BEGIN ENTRIES SUPPLIED

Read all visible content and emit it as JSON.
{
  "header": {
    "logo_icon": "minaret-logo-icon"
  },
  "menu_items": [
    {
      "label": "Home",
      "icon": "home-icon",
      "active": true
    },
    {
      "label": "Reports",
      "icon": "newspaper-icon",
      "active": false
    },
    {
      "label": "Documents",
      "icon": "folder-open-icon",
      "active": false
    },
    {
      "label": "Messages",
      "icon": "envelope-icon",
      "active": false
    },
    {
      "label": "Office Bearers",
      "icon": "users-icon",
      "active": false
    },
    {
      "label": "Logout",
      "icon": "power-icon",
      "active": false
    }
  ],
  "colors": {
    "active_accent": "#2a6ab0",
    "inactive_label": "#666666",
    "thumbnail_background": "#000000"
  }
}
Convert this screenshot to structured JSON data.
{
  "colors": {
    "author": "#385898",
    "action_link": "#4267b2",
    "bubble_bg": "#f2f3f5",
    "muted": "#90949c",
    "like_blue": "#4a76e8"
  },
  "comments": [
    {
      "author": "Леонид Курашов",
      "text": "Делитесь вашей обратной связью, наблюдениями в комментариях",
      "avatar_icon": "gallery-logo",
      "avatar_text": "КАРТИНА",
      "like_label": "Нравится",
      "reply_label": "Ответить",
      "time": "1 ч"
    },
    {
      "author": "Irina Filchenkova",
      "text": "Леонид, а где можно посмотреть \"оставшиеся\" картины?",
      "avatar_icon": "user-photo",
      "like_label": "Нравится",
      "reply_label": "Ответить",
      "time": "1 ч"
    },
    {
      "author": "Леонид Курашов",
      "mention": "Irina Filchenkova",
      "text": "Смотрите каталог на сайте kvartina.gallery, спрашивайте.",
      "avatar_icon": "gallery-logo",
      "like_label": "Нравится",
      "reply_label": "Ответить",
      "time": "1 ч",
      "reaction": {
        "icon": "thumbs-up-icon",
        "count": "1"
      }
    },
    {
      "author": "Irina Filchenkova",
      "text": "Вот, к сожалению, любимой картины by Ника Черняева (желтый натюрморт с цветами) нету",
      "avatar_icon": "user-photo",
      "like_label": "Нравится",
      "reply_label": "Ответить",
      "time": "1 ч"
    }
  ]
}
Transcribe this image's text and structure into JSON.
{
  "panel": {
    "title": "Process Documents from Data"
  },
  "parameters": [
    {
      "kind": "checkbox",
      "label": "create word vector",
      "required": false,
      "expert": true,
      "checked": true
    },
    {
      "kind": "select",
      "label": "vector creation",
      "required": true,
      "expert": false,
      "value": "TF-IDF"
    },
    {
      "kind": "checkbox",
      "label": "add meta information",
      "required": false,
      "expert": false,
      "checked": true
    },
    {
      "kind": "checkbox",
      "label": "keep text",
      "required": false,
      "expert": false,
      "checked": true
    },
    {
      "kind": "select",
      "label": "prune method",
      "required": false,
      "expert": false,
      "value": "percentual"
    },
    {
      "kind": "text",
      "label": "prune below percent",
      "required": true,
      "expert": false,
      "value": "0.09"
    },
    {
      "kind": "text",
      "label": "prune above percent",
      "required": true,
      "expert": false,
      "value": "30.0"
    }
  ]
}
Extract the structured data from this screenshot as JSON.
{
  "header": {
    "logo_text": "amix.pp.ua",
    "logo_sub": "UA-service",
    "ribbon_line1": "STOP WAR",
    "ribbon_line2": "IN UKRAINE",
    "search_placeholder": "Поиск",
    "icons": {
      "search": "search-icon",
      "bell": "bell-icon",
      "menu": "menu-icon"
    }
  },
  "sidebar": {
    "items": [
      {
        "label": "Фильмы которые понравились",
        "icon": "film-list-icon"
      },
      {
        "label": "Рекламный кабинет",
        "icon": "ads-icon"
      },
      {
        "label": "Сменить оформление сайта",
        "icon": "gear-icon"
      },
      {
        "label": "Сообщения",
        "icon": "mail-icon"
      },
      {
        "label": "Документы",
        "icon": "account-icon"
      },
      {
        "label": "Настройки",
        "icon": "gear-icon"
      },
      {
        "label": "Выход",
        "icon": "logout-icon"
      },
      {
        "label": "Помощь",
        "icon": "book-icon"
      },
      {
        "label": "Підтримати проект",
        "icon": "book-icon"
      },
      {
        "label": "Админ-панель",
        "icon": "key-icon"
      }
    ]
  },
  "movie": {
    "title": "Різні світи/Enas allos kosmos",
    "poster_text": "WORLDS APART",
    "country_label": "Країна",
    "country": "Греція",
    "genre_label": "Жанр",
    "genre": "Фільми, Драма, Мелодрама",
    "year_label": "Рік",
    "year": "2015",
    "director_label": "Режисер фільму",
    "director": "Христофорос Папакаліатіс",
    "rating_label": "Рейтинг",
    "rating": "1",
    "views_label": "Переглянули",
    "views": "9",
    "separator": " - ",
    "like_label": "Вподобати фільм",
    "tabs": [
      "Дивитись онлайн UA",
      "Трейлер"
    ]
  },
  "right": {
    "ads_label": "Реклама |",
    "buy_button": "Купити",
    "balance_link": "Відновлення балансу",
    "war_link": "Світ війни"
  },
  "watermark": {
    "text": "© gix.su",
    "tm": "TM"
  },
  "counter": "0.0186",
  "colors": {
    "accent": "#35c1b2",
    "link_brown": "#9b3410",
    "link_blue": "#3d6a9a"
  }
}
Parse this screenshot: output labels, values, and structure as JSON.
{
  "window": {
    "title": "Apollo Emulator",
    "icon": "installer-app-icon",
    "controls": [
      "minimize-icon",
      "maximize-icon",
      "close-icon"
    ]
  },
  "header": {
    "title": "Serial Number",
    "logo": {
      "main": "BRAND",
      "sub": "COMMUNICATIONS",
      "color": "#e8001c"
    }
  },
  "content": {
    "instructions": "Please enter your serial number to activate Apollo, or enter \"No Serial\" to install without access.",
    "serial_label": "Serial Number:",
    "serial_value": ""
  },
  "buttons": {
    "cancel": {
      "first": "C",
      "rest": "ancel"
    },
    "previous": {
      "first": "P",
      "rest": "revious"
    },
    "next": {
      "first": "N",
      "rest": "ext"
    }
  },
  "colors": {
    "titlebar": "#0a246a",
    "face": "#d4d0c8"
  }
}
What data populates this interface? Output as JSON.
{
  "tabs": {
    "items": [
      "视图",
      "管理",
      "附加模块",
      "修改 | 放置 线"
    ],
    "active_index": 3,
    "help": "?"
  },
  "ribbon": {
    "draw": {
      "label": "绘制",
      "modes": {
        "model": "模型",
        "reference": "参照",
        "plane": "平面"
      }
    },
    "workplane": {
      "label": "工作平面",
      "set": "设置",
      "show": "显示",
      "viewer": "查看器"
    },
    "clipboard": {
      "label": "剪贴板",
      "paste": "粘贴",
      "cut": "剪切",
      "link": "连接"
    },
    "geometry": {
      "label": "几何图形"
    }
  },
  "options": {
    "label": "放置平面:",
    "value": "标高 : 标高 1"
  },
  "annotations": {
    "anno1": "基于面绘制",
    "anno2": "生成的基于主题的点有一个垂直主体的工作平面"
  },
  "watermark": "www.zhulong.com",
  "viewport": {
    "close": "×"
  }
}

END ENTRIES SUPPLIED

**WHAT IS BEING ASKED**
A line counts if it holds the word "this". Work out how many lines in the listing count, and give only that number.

**RESPONSE**
5